[Start of section]

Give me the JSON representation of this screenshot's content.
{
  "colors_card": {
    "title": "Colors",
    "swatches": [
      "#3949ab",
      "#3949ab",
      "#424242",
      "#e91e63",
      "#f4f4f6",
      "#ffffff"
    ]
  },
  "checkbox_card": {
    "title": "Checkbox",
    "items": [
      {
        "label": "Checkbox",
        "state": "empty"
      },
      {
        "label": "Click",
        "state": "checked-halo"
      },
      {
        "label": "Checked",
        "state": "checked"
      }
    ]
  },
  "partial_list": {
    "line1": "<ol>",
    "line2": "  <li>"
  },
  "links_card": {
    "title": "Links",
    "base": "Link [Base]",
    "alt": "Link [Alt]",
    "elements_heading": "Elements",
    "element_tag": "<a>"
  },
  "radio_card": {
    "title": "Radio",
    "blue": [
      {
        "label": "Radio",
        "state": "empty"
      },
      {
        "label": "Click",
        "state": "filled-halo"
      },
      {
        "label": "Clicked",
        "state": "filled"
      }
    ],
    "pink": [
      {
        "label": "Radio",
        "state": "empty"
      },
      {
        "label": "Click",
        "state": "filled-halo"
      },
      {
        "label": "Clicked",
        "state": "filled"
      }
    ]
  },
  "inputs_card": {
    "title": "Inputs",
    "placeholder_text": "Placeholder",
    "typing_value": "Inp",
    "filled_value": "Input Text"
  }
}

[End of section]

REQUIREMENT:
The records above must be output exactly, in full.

YOUR SOLUTION:
Give me the JSON representation of this screenshot's content.
{
  "colors_card": {
    "title": "Colors",
    "swatches": [
      "#3949ab",
      "#3949ab",
      "#424242",
      "#e91e63",
      "#f4f4f6",
      "#ffffff"
    ]
  },
  "checkbox_card": {
    "title": "Checkbox",
    "items": [
      {
        "label": "Checkbox",
        "state": "empty"
      },
      {
        "label": "Click",
        "state": "checked-halo"
      },
      {
        "label": "Checked",
        "state": "checked"
      }
    ]
  },
  "partial_list": {
    "line1": "<ol>",
    "line2": "  <li>"
  },
  "links_card": {
    "title": "Links",
    "base": "Link [Base]",
    "alt": "Link [Alt]",
    "elements_heading": "Elements",
    "element_tag": "<a>"
  },
  "radio_card": {
    "title": "Radio",
    "blue": [
      {
        "label": "Radio",
        "state": "empty"
      },
      {
        "label": "Click",
        "state": "filled-halo"
      },
      {
        "label": "Clicked",
        "state": "filled"
      }
    ],
    "pink": [
      {
        "label": "Radio",
        "state": "empty"
      },
      {
        "label": "Click",
        "state": "filled-halo"
      },
      {
        "label": "Clicked",
        "state": "filled"
      }
    ]
  },
  "inputs_card": {
    "title": "Inputs",
    "placeholder_text": "Placeholder",
    "typing_value": "Inp",
    "filled_value": "Input Text"
  }
}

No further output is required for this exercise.